→ What you have to do
Using the data below, gather each line that includes the word "apps".

→ Excerpted data
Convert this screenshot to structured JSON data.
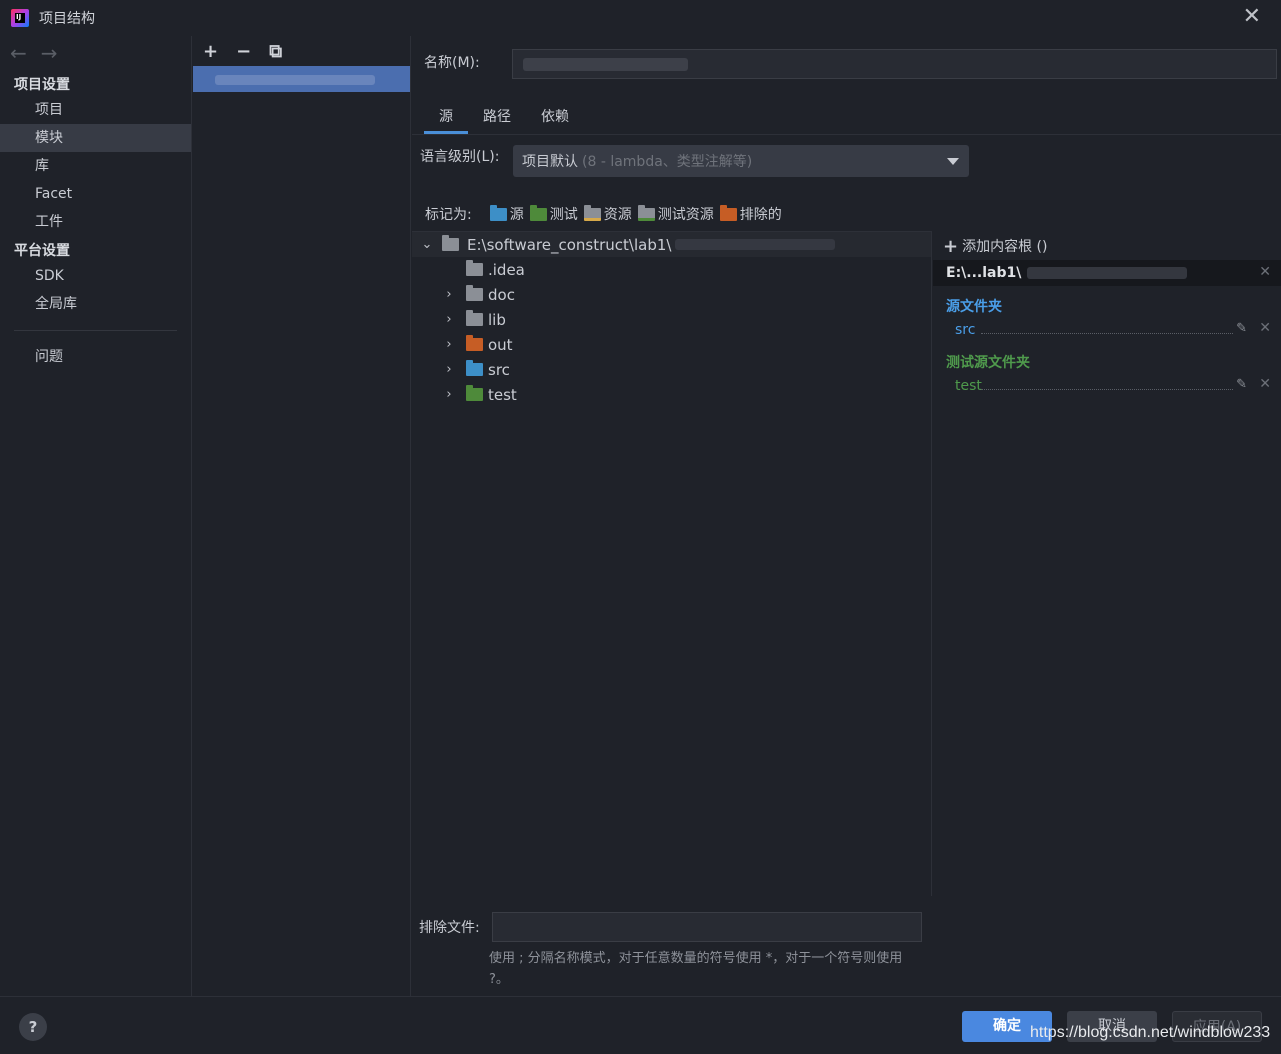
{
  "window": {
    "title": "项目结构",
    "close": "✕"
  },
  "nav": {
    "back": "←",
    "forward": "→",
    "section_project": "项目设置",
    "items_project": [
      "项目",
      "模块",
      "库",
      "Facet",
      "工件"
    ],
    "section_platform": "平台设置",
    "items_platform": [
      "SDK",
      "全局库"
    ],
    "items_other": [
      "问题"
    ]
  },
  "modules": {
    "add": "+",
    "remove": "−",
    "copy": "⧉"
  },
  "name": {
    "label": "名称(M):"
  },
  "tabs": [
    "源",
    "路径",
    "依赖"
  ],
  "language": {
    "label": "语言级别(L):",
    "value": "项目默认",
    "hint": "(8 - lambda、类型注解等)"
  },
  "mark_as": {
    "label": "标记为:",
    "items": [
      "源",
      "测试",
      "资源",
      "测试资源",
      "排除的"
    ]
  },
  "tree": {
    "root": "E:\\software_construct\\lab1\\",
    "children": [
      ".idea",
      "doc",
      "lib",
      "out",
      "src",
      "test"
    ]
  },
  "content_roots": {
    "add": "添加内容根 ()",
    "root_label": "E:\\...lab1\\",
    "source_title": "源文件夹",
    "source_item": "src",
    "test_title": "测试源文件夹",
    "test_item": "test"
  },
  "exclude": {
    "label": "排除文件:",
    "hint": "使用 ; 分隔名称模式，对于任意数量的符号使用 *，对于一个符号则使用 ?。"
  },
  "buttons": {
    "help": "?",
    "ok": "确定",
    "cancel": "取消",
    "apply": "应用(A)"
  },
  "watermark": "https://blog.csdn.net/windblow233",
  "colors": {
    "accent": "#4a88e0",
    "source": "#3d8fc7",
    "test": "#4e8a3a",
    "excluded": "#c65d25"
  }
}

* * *

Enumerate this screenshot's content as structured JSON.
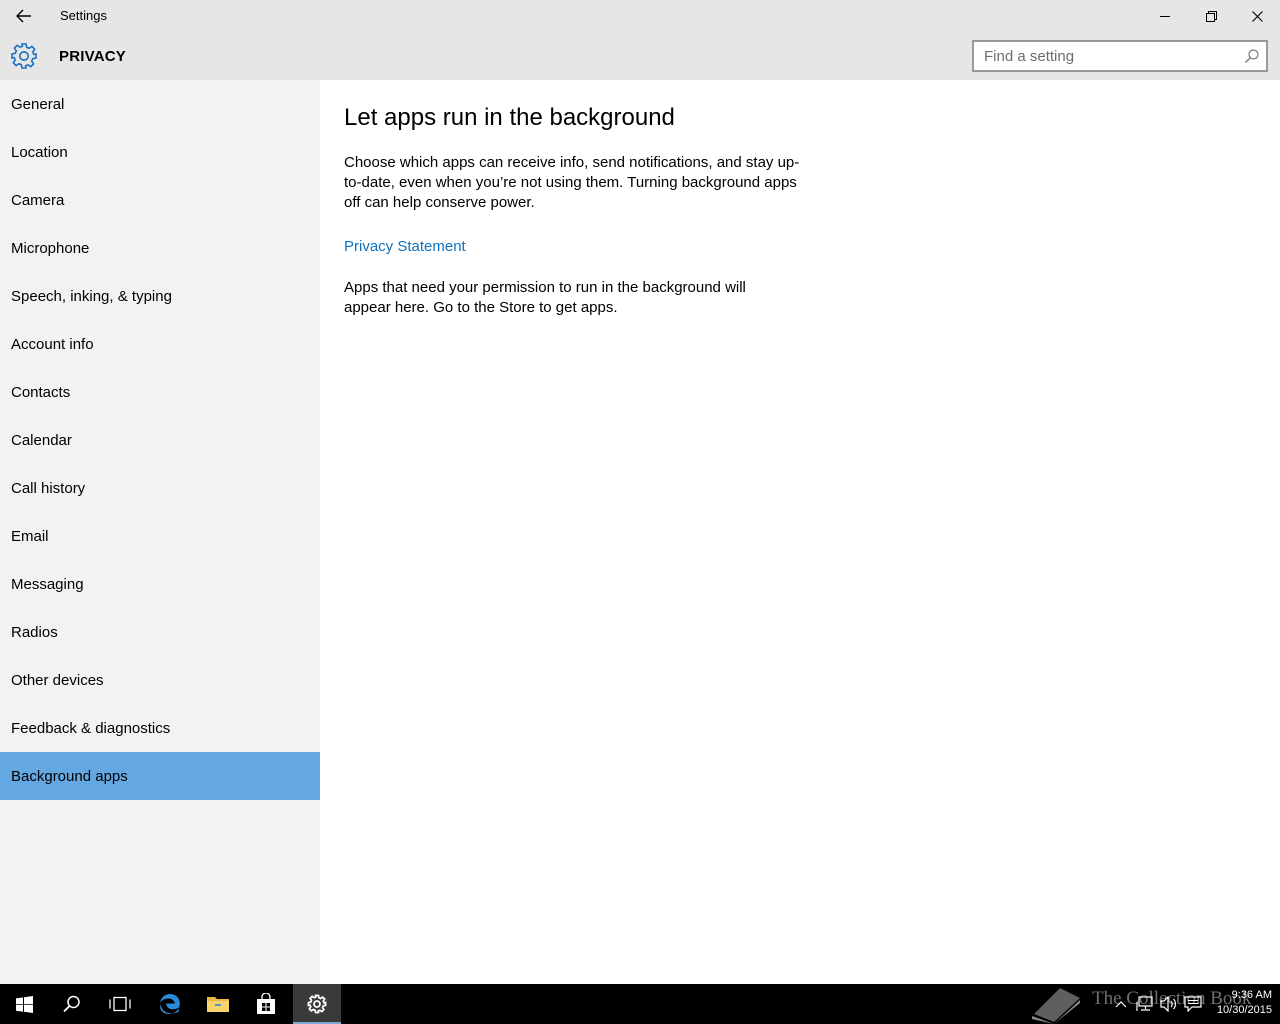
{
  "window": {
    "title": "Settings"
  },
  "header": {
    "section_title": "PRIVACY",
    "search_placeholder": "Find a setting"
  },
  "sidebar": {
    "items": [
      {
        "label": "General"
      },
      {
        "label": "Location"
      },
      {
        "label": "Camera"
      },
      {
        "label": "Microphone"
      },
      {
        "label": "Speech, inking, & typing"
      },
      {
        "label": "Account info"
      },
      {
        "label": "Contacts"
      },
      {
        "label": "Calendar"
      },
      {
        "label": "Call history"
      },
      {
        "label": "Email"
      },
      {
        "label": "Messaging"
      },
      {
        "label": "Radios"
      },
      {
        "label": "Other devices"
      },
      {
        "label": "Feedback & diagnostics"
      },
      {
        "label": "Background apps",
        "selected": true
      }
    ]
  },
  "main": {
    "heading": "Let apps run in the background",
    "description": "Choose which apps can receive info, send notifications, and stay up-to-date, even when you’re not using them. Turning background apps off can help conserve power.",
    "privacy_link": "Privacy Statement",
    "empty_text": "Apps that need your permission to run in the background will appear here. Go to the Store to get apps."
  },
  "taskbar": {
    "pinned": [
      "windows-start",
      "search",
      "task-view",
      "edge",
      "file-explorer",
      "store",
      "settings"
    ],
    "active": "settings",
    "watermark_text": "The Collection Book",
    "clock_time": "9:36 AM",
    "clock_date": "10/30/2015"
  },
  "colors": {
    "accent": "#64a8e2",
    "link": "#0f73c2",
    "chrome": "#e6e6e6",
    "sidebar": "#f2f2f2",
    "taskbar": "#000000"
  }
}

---

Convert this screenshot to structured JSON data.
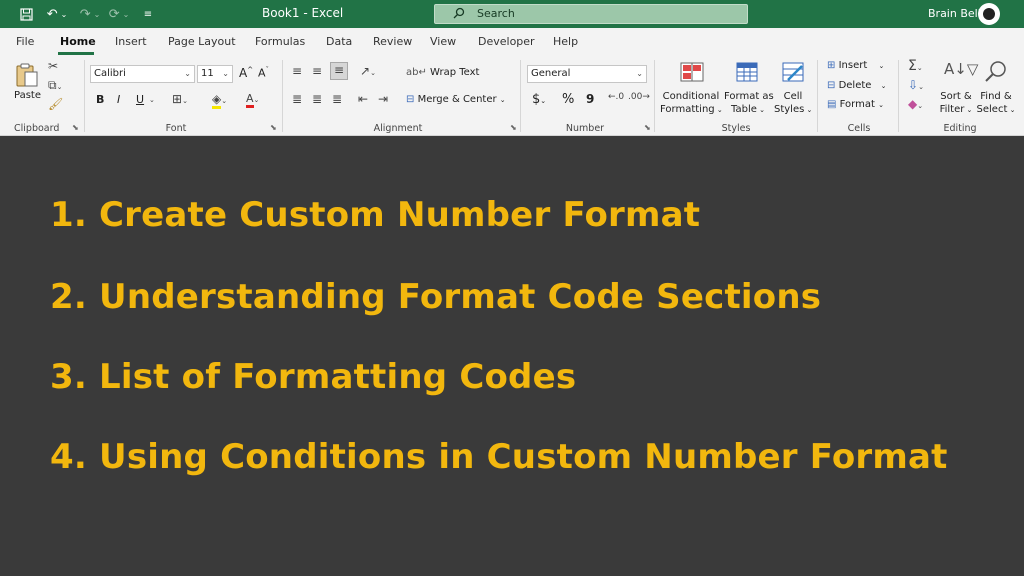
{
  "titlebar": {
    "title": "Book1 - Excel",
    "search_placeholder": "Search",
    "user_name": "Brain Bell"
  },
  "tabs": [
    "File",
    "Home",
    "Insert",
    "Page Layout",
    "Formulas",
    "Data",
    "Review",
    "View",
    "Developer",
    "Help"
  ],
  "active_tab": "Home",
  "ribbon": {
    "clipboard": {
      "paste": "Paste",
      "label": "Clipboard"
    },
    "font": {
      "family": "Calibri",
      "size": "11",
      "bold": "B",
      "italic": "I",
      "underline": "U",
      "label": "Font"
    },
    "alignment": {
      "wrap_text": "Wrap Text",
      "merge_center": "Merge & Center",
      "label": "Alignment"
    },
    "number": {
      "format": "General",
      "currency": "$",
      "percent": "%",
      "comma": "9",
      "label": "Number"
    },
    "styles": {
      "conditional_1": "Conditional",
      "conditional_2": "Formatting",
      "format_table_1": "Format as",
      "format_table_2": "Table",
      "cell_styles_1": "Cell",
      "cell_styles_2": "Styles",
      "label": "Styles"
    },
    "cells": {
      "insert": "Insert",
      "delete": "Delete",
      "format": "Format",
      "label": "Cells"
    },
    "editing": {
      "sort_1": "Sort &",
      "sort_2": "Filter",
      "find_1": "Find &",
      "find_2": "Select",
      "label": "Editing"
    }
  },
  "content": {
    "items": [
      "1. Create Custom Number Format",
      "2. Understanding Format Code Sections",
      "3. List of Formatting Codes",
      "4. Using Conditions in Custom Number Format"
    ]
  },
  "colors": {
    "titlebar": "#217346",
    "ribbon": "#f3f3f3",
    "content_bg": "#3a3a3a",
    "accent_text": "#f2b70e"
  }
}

→ Exercise response
        "label": "Background apps",
    "heading": "Let apps run in the background",
    "description": "Choose which apps can receive info, send notifications, and stay up-to-date, even when you’re not using them. Turning background apps off can help conserve power.",
    "empty_text": "Apps that need your permission to run in the background will appear here. Go to the Store to get apps."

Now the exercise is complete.